You’ve mentioned to me that this has all led to a new idea – the data quality fabric. What can you tell us about this? What is it? What’s its purpose? How does it work and where is it deployed? Is this for IT or for everyday business users?
The concept of the data quality fabric builds on basic data fabric principles but adds additional capabilities, such as AI-based anomaly detection, embedded data profiling and classification, MDM, and RDM. It automates data quality management, including assessment, monitoring, standardization, cleansing, enrichment, and issue resolution.
This fabric connects and integrates data from all important and useful data sources, such as data lakes, ERPs, and file servers. The data fabric automatically ingests this data, processes it, and integrates it to create a unified metadata layer that self-maintains and infers additional metadata from existing information.
As a result, it automatically ensures data quality throughout an organization. Imagine that in traditional data fabrics, when consuming data you are getting data with the speed, format, and granularity needed for your task (whether the data consumer is an analyst or automated process). A data quality fabric ensures that on top of all that your data will also be of sufficient quality. It can even decide between different data sets based on automatically computed data quality metrics.
Where are data quality efforts headed?
Ultimately, a data quality fabric automates data quality monitoring and simplifies the process of providing data, ensuring that business users can easily access high-quality data when they need it. As a result, most data-related requests will be self-service for users and automated for machines.
Here’s how it could work in the real world: A person or a machine -- they request far more data than individuals so we need to include them as well -- makes a data request.
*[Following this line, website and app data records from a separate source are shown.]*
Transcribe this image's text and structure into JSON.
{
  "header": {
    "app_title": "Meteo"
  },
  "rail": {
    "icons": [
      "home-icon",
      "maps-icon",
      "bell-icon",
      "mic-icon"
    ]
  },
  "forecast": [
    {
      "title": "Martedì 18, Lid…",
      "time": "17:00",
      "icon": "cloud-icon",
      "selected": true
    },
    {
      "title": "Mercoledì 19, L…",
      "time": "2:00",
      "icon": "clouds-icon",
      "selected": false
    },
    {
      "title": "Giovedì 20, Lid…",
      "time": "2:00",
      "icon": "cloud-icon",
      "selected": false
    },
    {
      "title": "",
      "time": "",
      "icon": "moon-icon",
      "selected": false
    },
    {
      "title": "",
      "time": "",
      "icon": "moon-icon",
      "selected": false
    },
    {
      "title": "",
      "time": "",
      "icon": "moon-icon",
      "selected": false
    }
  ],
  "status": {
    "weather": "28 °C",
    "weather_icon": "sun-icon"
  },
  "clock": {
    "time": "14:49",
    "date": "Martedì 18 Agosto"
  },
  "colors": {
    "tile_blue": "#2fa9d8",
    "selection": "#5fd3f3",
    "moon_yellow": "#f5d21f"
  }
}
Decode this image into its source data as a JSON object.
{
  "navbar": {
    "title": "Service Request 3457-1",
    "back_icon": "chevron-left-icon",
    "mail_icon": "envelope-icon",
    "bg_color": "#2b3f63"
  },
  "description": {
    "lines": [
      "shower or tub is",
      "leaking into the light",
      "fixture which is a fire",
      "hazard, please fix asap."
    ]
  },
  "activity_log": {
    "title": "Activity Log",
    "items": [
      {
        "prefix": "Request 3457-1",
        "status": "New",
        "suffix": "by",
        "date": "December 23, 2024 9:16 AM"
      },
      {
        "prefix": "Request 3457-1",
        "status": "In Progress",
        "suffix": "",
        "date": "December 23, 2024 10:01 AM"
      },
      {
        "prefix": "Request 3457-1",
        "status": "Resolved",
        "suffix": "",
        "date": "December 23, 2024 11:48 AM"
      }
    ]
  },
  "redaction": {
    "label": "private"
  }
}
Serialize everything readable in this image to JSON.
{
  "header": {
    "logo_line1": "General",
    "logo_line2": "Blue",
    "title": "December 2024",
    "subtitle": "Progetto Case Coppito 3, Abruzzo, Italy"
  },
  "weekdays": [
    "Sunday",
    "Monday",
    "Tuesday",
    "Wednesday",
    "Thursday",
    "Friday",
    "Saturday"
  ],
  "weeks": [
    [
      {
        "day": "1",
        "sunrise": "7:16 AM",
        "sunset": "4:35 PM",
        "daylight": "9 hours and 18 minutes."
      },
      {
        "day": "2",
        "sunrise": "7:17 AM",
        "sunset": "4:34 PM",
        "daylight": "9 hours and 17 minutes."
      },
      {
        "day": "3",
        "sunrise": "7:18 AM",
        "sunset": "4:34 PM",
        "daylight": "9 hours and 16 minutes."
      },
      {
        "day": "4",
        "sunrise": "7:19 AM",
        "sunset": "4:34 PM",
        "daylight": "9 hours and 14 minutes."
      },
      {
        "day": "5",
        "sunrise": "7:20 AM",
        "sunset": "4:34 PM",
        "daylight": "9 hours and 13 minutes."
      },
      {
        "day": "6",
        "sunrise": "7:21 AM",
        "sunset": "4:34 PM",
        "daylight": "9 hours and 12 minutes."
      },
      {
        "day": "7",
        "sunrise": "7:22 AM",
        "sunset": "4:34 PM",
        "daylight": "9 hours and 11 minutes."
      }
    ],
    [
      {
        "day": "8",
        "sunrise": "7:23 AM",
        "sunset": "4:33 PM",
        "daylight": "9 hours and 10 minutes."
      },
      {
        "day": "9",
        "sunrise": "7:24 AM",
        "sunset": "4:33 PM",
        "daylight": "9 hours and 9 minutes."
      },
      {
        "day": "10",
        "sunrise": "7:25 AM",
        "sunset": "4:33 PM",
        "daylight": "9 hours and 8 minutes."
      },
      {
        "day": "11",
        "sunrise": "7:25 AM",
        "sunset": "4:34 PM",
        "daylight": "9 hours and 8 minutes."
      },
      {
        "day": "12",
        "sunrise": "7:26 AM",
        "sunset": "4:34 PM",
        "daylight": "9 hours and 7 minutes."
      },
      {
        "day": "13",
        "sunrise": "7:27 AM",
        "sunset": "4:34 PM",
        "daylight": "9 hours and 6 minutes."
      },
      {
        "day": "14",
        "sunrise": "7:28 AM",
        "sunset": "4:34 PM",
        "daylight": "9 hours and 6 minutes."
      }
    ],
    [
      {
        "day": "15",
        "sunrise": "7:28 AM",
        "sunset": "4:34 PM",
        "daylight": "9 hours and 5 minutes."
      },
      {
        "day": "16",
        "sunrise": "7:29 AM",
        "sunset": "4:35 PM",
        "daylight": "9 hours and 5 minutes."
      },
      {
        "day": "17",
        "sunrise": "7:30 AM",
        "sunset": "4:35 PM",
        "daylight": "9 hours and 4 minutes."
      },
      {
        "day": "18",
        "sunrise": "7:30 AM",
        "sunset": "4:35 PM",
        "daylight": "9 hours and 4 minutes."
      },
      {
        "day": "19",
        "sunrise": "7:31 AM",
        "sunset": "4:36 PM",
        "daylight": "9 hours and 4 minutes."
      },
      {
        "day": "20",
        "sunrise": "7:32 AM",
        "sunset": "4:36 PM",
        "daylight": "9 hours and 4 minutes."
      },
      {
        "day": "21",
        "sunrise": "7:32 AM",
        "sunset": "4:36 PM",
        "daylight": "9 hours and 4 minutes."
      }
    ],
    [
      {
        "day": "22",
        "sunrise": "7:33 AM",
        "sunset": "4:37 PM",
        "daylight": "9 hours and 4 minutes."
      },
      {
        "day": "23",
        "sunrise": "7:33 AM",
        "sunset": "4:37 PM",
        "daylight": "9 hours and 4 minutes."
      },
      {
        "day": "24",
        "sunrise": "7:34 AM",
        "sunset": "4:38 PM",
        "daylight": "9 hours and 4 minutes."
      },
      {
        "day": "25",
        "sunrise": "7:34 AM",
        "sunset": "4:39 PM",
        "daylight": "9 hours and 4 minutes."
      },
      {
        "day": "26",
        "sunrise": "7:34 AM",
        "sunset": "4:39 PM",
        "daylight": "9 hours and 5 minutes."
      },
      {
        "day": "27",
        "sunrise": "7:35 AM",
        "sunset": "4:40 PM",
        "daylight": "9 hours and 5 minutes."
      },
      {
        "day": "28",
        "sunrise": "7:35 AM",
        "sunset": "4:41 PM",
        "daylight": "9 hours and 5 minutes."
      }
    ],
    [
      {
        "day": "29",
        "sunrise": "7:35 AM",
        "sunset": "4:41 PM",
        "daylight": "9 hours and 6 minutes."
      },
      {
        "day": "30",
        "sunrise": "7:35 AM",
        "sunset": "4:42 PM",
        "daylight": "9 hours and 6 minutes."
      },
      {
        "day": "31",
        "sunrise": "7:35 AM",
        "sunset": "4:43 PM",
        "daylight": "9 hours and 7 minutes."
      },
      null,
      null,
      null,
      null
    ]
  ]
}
The data quality fabric will find the best quality relevant data sets and decide whether that data needs to be integrated and consolidated. The fabric will then decide what transformations are required to meet the needs of the request. Finally, it will provide that data based on the use case and the user’s permissions.
For example, a data analyst requires their data to be integrated daily, but a stock ticker program requires a real-time stream. Although they are accessing the same data source, they need it at a different speed, in a different format, and at different granularity. This usually results in data pipelines being built separately for both these requests. A data quality fabric is not only aware of the required data format, but it also knows the context of the required use case. With this knowledge (saved as metadata and accessed through a knowledge graph), the fabric can optimize data delivery and can share part of the pipeline (for example parsing, batching, and standardization) while automatically branching it at appropriate moment for different use cases.
In the end, it simplifies data quality and availability throughout the business, ensuring that business users and applications can get exactly the data they need in the form that they require -- and can do so trusting that it will be high quality.
Editor’s Note: As the VP of platform strategy, Marek is focused on building next-generation data management and governance platforms that cover both data processing and metadata management. By using his extensive knowledge and experience, he leverages Ataccama’s custom-built, high-performance data processing engine to deliver data fabrics for the future.